In its day-to-day operations, Inkululeko partners with the Rhodes University Office of Community Engagement and Social Development to have tutors from the Rhodes University School of Education work one-on-one with Inkululeko youth. The social enterprise unit of Inkululeko blossomed from a collaborative entrepreneurship course with the Whitman School. The unit launched the Common Grounds Café, which provides a space for young people, run by young people, to have fun playing a board game, participate in a soccer tournament or go online—all opportunities hard to come by in Makhanda before the café.
“We are profoundly grateful to have sustained, robust, mutually beneficial partnerships with Syracuse University for nearly a decade, particularly with Falk College and Syracuse Abroad. From 8,000 miles away, students and faculty from SU have affirmed the transformative power of education,” says Jason Torreano, executive director of Inkululeko. “Folks in CNY have had a profound impact on moving our organization forward through developing marketing materials, helping with social media, assisting with grant writing and helping design our website.”

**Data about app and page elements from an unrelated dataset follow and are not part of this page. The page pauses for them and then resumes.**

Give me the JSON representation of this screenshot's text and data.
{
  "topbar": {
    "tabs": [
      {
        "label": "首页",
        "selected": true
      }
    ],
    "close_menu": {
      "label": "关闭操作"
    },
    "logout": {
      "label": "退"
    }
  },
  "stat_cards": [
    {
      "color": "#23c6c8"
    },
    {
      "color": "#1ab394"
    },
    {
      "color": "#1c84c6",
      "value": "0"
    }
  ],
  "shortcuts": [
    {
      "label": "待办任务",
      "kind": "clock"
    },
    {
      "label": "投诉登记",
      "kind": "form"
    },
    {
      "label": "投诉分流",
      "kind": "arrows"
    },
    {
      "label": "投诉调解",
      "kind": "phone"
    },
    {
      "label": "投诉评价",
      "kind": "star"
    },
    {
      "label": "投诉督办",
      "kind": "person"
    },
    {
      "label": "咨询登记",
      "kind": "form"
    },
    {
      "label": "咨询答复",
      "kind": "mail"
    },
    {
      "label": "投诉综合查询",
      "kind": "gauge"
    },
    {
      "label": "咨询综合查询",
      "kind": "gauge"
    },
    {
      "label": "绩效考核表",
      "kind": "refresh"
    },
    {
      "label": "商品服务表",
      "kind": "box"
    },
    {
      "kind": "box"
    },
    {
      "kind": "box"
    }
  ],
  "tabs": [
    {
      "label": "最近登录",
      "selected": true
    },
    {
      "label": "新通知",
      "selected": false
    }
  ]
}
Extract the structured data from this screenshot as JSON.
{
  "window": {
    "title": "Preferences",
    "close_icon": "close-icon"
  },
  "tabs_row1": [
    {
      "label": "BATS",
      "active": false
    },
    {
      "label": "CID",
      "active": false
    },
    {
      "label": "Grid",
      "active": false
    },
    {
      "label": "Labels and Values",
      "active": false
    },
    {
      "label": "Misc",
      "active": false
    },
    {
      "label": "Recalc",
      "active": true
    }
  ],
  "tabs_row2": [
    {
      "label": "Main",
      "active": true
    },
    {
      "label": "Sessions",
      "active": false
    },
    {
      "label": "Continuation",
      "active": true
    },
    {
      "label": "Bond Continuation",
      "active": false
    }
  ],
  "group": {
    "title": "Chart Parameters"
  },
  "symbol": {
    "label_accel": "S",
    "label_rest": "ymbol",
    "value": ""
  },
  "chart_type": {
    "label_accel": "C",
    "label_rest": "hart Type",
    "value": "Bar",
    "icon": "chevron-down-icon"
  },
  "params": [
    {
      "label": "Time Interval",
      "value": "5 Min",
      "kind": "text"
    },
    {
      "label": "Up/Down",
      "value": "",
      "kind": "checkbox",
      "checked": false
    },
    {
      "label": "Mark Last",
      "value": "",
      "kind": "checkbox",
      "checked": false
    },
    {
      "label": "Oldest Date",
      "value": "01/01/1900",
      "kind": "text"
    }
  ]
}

One of the most recent collaborations involves the Policy Studies Program in the Maxwell School and the course PAF 410: IT and Business Applications. Under the guidance of Bill Coplin, professor of policy studies and director of the program, and led by Kelsey May ’17, the students in the course are challenged to analyze cloud-based applications, execute product implementation strategies and create a data collection tool for Inkululeko. This will ultimately lead to the development of a mobile application to track learner progress and serve as a community engagement tool.
Gqadavama is the Inkululeko staff member leading the charge on the policy studies partnership. Gqadavama was born in rural Lusikisiki, South Africa (Eastern Cape Province of South Africa). He attended high school in Humansdorp; studied at Nelson Mandela University in Port Elizabeth, where he majored in psychology; and received an honors degree from Rhodes University. During his studies at Rhodes, he worked with Syracuse University students. Now, he does it full time and will soon be on the campus he tangentially serves.
Syracuse University’s partnership with Inkululeko dives into both the collective struggle and joy shared between culture, communities and countries. For students interested in learning more, there are many ways to get involved: attend one or both of the events described above; study abroad through the Syracuse Summer Abroad program “South Africa Immersion: A Global Health Education Experience” (keep in mind, the deadline to apply is Wednesday, Feb. 20, and new merit-based scholarships are available); and contact Osborne or Torreano for information on the many opportunities for collaboration.